“We’ve got a dedicated contact center, we’ve got certain branch employees supporting the contact center, and then we’ve got hundreds of employees in our branches all trained and prepared,” Cleary says.
GRB has 26 employees directly helping businesses apply for PPP loans, including 20 commercial bankers and relationship managers. Customers can use a spreadsheet created in-house to begin that process.
“They were able to fill out the application, but also to put all the payroll information on the spreadsheet,” Jones explains. “It calculated the loan amount for them.”
Lenders’ efforts appear to have proved out so far. SBA approved a total of $114 million in loans to GRB’s customers before the PPP’s original appropriation was gone, of which the bank funded about $82 million. More than 2,500 of the small businesses that came to CNB, including existing and new customers, secured SBA approval for PPP loans.
“That represents over $289 million of monies deployed into our local Rochester and Finger Lakes communities,” Hamlin says.
While lenders’ efforts benefit local small businesses and their communities, PPP loans probably won’t help their bottom lines—not at 1 percent interest.
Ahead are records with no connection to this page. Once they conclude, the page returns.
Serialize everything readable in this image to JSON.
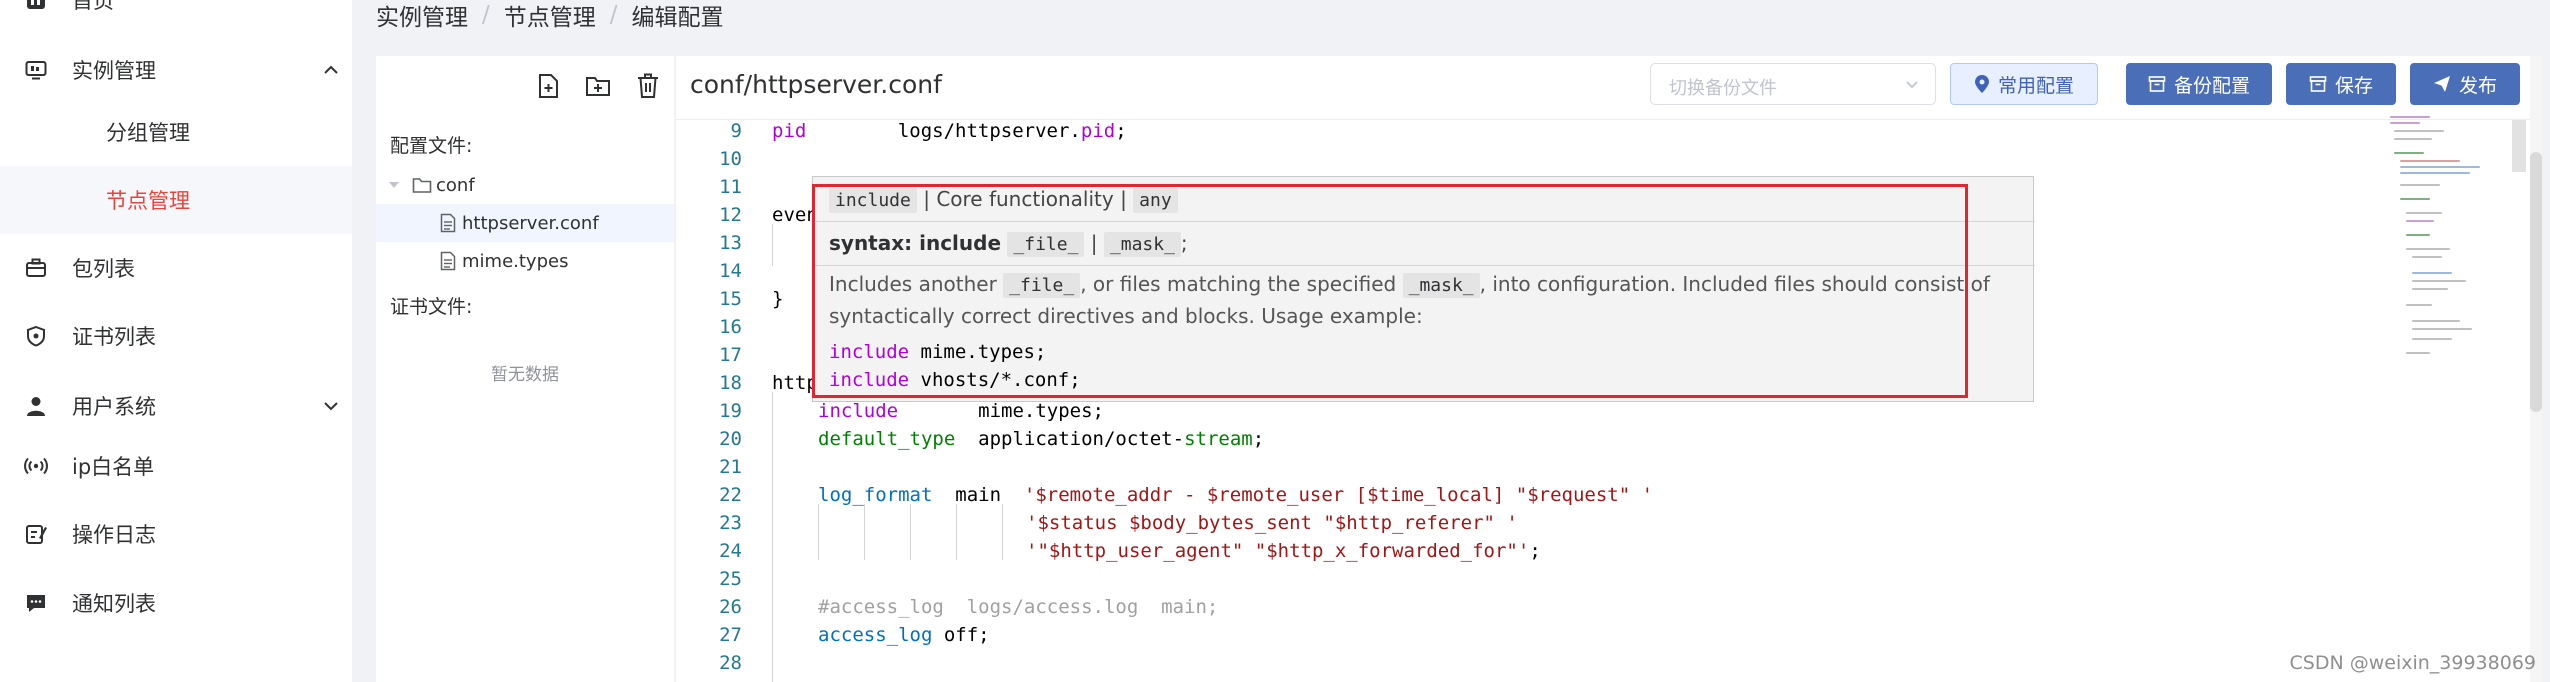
{
  "nav": {
    "home": "首页",
    "instance_mgmt": "实例管理",
    "group_mgmt": "分组管理",
    "node_mgmt": "节点管理",
    "package_list": "包列表",
    "cert_list": "证书列表",
    "user_system": "用户系统",
    "ip_whitelist": "ip白名单",
    "op_log": "操作日志",
    "notify_list": "通知列表"
  },
  "breadcrumb": {
    "level1": "实例管理",
    "level2": "节点管理",
    "level3": "编辑配置",
    "separator": "/"
  },
  "files": {
    "config_heading": "配置文件:",
    "folder": "conf",
    "file1": "httpserver.conf",
    "file2": "mime.types",
    "cert_heading": "证书文件:",
    "empty": "暂无数据"
  },
  "editor": {
    "title": "conf/httpserver.conf",
    "backup_placeholder": "切换备份文件",
    "common_config": "常用配置",
    "backup_config": "备份配置",
    "save": "保存",
    "publish": "发布"
  },
  "code": {
    "l9_num": "9",
    "l9_kw": "pid",
    "l9_rest": "        logs/httpserver.",
    "l9_pid": "pid",
    "l9_end": ";",
    "l10_num": "10",
    "l11_num": "11",
    "l12_num": "12",
    "l12_text": "even",
    "l13_num": "13",
    "l14_num": "14",
    "l15_num": "15",
    "l15_text": "}",
    "l16_num": "16",
    "l17_num": "17",
    "l18_num": "18",
    "l18_text": "http",
    "l19_num": "19",
    "l19_kw": "include",
    "l19_rest": "       mime.types;",
    "l20_num": "20",
    "l20_kw": "default_type",
    "l20_rest": "  application/octet-",
    "l20_stream": "stream",
    "l20_end": ";",
    "l21_num": "21",
    "l22_num": "22",
    "l22_kw": "log_format",
    "l22_mid": "  main  ",
    "l22_a": "'$remote_addr - $remote_user [$time_local] \"$request\" '",
    "l23_num": "23",
    "l23_a": "'$status $body_bytes_sent \"$http_referer\" '",
    "l24_num": "24",
    "l24_a": "'\"$http_user_agent\" \"$http_x_forwarded_for\"'",
    "l24_end": ";",
    "l25_num": "25",
    "l26_num": "26",
    "l26_text": "#access_log  logs/access.log  main;",
    "l27_num": "27",
    "l27_kw": "access_log",
    "l27_rest": " off;",
    "l28_num": "28"
  },
  "tooltip": {
    "name": "include",
    "module": "| Core functionality |",
    "context": "any",
    "syntax_label": "syntax: include",
    "arg_file": "_file_",
    "pipe": "|",
    "arg_mask": "_mask_",
    "semicolon": ";",
    "desc1": "Includes another",
    "desc2": ", or files matching the specified",
    "desc3": ", into configuration. Included files should consist of syntactically correct directives and blocks. Usage example:",
    "ex1_kw": "include",
    "ex1_rest": " mime.types;",
    "ex2_kw": "include",
    "ex2_rest": " vhosts/*.conf;"
  },
  "watermark": "CSDN @weixin_39938069",
  "colors": {
    "accent": "#4a6fb8",
    "active_nav": "#e6453a",
    "highlight_box": "#e0262e"
  }
}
“We’re not making money on the interest rate, which is frankly below our cost of funds,” Hamlin explains.
Still, banks and credit unions could benefit in other ways.
“The one silver lining here is that we’re actually generating business from new clients,” Jones says.
For now, local lenders await word from Washington on the PPP program.
“We are prepared to continue to seek SBA approval on applications as soon as funding is restored,” Cleary says.
Mike Costanza is a Rochester Beacon contributing writer. All Rochester Beacon coronavirus articles are collected here.